*MATERIAL SUPPLIED*
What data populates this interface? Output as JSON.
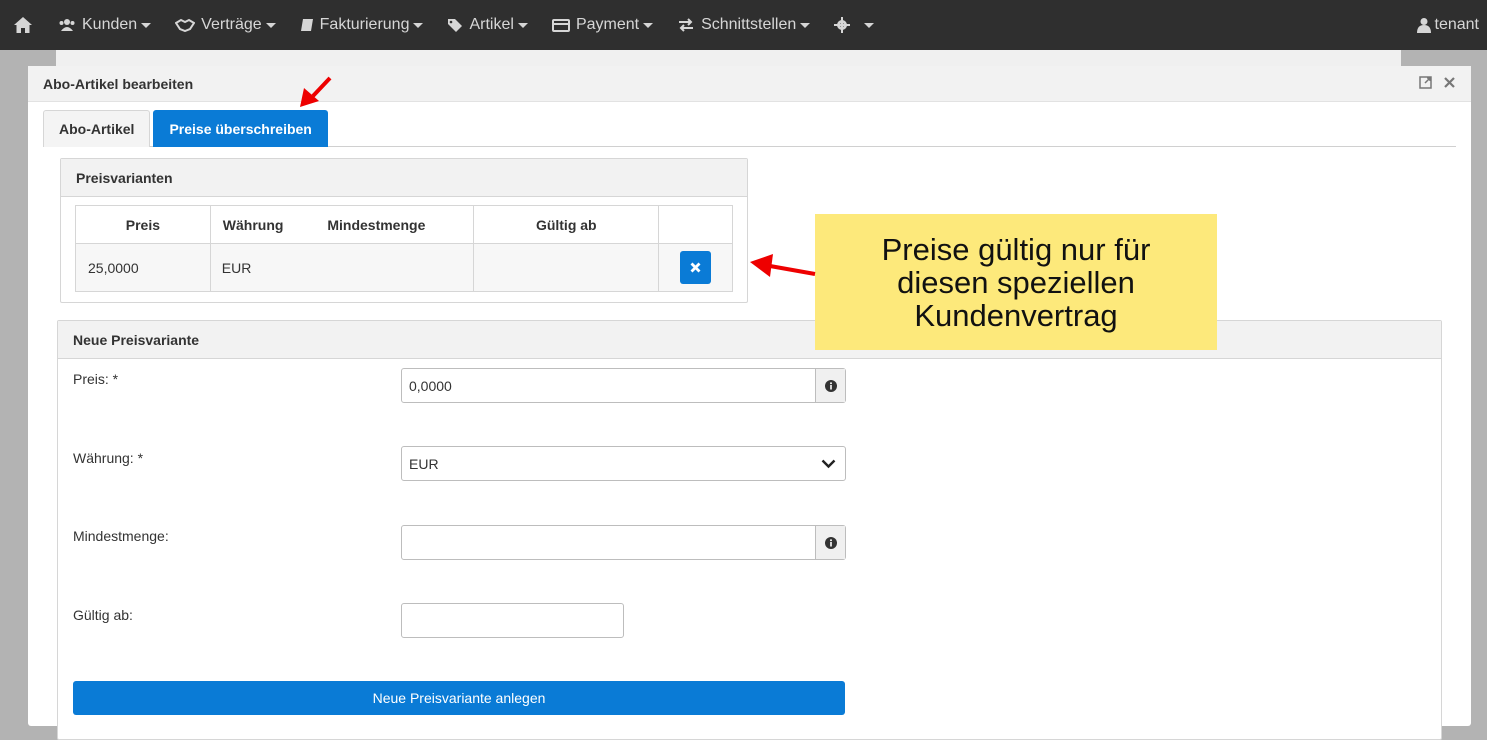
{
  "navbar": {
    "items": [
      {
        "label": "Kunden",
        "icon": "users-icon"
      },
      {
        "label": "Verträge",
        "icon": "handshake-icon"
      },
      {
        "label": "Fakturierung",
        "icon": "book-icon"
      },
      {
        "label": "Artikel",
        "icon": "tag-icon"
      },
      {
        "label": "Payment",
        "icon": "credit-card-icon"
      },
      {
        "label": "Schnittstellen",
        "icon": "exchange-icon"
      }
    ],
    "user": "tenant"
  },
  "modal": {
    "title": "Abo-Artikel bearbeiten",
    "tabs": [
      "Abo-Artikel",
      "Preise überschreiben"
    ],
    "active_tab": "Preise überschreiben"
  },
  "price_variants": {
    "heading": "Preisvarianten",
    "columns": [
      "Preis",
      "Währung",
      "Mindestmenge",
      "Gültig ab"
    ],
    "rows": [
      {
        "preis": "25,0000",
        "waehrung": "EUR",
        "mindestmenge": "",
        "gueltig_ab": ""
      }
    ]
  },
  "new_variant": {
    "heading": "Neue Preisvariante",
    "preis_label": "Preis: *",
    "preis_value": "0,0000",
    "waehrung_label": "Währung: *",
    "waehrung_value": "EUR",
    "mindestmenge_label": "Mindestmenge:",
    "mindestmenge_value": "",
    "gueltig_label": "Gültig ab:",
    "gueltig_value": "",
    "submit_label": "Neue Preisvariante anlegen"
  },
  "annotation": {
    "line1": "Preise gültig nur für",
    "line2": "diesen speziellen",
    "line3": "Kundenvertrag",
    "arrow_color": "#ee0000",
    "callout_color": "#fde97b"
  },
  "colors": {
    "primary": "#0a7bd6",
    "navbar": "#2f2f2f"
  }
}
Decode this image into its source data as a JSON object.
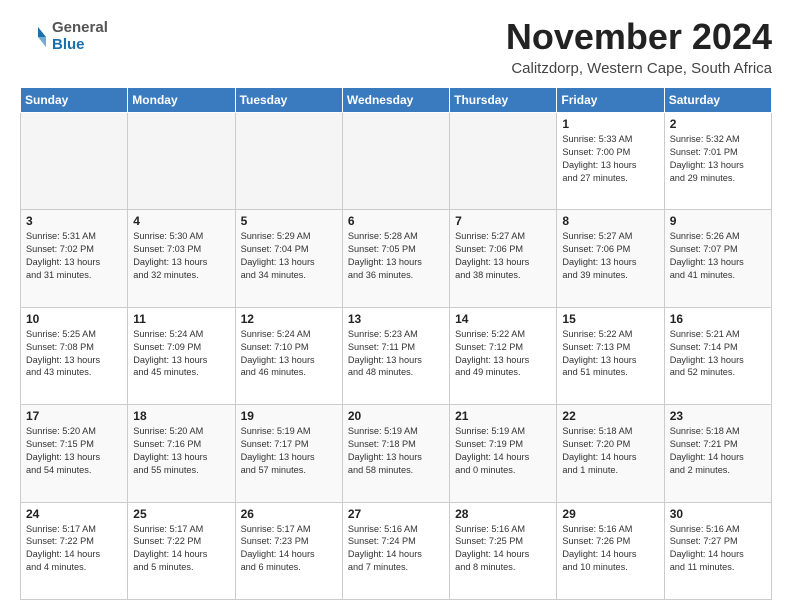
{
  "header": {
    "logo_general": "General",
    "logo_blue": "Blue",
    "month_title": "November 2024",
    "location": "Calitzdorp, Western Cape, South Africa"
  },
  "days_of_week": [
    "Sunday",
    "Monday",
    "Tuesday",
    "Wednesday",
    "Thursday",
    "Friday",
    "Saturday"
  ],
  "weeks": [
    [
      {
        "day": "",
        "info": ""
      },
      {
        "day": "",
        "info": ""
      },
      {
        "day": "",
        "info": ""
      },
      {
        "day": "",
        "info": ""
      },
      {
        "day": "",
        "info": ""
      },
      {
        "day": "1",
        "info": "Sunrise: 5:33 AM\nSunset: 7:00 PM\nDaylight: 13 hours\nand 27 minutes."
      },
      {
        "day": "2",
        "info": "Sunrise: 5:32 AM\nSunset: 7:01 PM\nDaylight: 13 hours\nand 29 minutes."
      }
    ],
    [
      {
        "day": "3",
        "info": "Sunrise: 5:31 AM\nSunset: 7:02 PM\nDaylight: 13 hours\nand 31 minutes."
      },
      {
        "day": "4",
        "info": "Sunrise: 5:30 AM\nSunset: 7:03 PM\nDaylight: 13 hours\nand 32 minutes."
      },
      {
        "day": "5",
        "info": "Sunrise: 5:29 AM\nSunset: 7:04 PM\nDaylight: 13 hours\nand 34 minutes."
      },
      {
        "day": "6",
        "info": "Sunrise: 5:28 AM\nSunset: 7:05 PM\nDaylight: 13 hours\nand 36 minutes."
      },
      {
        "day": "7",
        "info": "Sunrise: 5:27 AM\nSunset: 7:06 PM\nDaylight: 13 hours\nand 38 minutes."
      },
      {
        "day": "8",
        "info": "Sunrise: 5:27 AM\nSunset: 7:06 PM\nDaylight: 13 hours\nand 39 minutes."
      },
      {
        "day": "9",
        "info": "Sunrise: 5:26 AM\nSunset: 7:07 PM\nDaylight: 13 hours\nand 41 minutes."
      }
    ],
    [
      {
        "day": "10",
        "info": "Sunrise: 5:25 AM\nSunset: 7:08 PM\nDaylight: 13 hours\nand 43 minutes."
      },
      {
        "day": "11",
        "info": "Sunrise: 5:24 AM\nSunset: 7:09 PM\nDaylight: 13 hours\nand 45 minutes."
      },
      {
        "day": "12",
        "info": "Sunrise: 5:24 AM\nSunset: 7:10 PM\nDaylight: 13 hours\nand 46 minutes."
      },
      {
        "day": "13",
        "info": "Sunrise: 5:23 AM\nSunset: 7:11 PM\nDaylight: 13 hours\nand 48 minutes."
      },
      {
        "day": "14",
        "info": "Sunrise: 5:22 AM\nSunset: 7:12 PM\nDaylight: 13 hours\nand 49 minutes."
      },
      {
        "day": "15",
        "info": "Sunrise: 5:22 AM\nSunset: 7:13 PM\nDaylight: 13 hours\nand 51 minutes."
      },
      {
        "day": "16",
        "info": "Sunrise: 5:21 AM\nSunset: 7:14 PM\nDaylight: 13 hours\nand 52 minutes."
      }
    ],
    [
      {
        "day": "17",
        "info": "Sunrise: 5:20 AM\nSunset: 7:15 PM\nDaylight: 13 hours\nand 54 minutes."
      },
      {
        "day": "18",
        "info": "Sunrise: 5:20 AM\nSunset: 7:16 PM\nDaylight: 13 hours\nand 55 minutes."
      },
      {
        "day": "19",
        "info": "Sunrise: 5:19 AM\nSunset: 7:17 PM\nDaylight: 13 hours\nand 57 minutes."
      },
      {
        "day": "20",
        "info": "Sunrise: 5:19 AM\nSunset: 7:18 PM\nDaylight: 13 hours\nand 58 minutes."
      },
      {
        "day": "21",
        "info": "Sunrise: 5:19 AM\nSunset: 7:19 PM\nDaylight: 14 hours\nand 0 minutes."
      },
      {
        "day": "22",
        "info": "Sunrise: 5:18 AM\nSunset: 7:20 PM\nDaylight: 14 hours\nand 1 minute."
      },
      {
        "day": "23",
        "info": "Sunrise: 5:18 AM\nSunset: 7:21 PM\nDaylight: 14 hours\nand 2 minutes."
      }
    ],
    [
      {
        "day": "24",
        "info": "Sunrise: 5:17 AM\nSunset: 7:22 PM\nDaylight: 14 hours\nand 4 minutes."
      },
      {
        "day": "25",
        "info": "Sunrise: 5:17 AM\nSunset: 7:22 PM\nDaylight: 14 hours\nand 5 minutes."
      },
      {
        "day": "26",
        "info": "Sunrise: 5:17 AM\nSunset: 7:23 PM\nDaylight: 14 hours\nand 6 minutes."
      },
      {
        "day": "27",
        "info": "Sunrise: 5:16 AM\nSunset: 7:24 PM\nDaylight: 14 hours\nand 7 minutes."
      },
      {
        "day": "28",
        "info": "Sunrise: 5:16 AM\nSunset: 7:25 PM\nDaylight: 14 hours\nand 8 minutes."
      },
      {
        "day": "29",
        "info": "Sunrise: 5:16 AM\nSunset: 7:26 PM\nDaylight: 14 hours\nand 10 minutes."
      },
      {
        "day": "30",
        "info": "Sunrise: 5:16 AM\nSunset: 7:27 PM\nDaylight: 14 hours\nand 11 minutes."
      }
    ]
  ]
}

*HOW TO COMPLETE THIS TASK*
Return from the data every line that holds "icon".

*SOLUTION TO THIS EXERCISE*
        "icon": "users-icon"
        "icon": "handshake-icon"
        "icon": "book-icon"
        "icon": "tag-icon"
        "icon": "credit-card-icon"
        "icon": "exchange-icon"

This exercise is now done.